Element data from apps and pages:
━━━━━━━━━━━━━━━━

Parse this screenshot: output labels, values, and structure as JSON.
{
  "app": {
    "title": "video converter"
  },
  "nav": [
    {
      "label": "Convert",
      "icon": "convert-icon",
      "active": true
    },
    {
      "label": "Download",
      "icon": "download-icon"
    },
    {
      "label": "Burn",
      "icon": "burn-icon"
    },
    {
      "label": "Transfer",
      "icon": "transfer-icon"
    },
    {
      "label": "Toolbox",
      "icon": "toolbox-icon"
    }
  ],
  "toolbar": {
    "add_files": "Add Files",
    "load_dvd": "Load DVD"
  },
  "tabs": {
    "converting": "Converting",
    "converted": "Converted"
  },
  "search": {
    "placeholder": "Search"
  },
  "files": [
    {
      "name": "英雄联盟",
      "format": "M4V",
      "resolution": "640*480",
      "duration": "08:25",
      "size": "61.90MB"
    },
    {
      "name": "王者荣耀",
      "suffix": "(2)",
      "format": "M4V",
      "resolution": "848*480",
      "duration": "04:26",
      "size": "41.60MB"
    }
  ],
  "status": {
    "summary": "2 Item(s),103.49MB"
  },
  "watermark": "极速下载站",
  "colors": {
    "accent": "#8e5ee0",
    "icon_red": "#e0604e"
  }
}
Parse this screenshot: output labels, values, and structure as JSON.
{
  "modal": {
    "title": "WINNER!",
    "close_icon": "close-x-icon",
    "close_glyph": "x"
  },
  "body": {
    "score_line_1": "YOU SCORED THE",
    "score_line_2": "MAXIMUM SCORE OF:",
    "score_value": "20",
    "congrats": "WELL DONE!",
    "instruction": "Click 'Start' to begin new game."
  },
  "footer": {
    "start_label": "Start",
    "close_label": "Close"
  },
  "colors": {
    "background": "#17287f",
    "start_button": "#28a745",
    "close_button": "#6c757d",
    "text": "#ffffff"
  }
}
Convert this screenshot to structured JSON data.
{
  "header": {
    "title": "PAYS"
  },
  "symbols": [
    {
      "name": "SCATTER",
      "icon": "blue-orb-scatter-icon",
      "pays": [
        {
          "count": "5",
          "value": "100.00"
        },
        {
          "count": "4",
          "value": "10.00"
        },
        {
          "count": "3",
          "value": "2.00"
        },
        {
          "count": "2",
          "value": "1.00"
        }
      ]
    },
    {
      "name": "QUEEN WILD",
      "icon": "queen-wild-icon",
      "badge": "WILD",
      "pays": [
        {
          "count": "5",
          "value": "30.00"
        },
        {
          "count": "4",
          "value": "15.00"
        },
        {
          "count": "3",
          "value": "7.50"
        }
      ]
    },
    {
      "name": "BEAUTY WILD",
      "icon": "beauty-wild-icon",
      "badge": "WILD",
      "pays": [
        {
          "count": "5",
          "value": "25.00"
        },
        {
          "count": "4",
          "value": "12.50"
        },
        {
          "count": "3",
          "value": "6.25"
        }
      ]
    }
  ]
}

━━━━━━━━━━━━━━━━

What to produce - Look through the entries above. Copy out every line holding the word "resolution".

Result of the task -
      "resolution": "640*480",
      "resolution": "848*480",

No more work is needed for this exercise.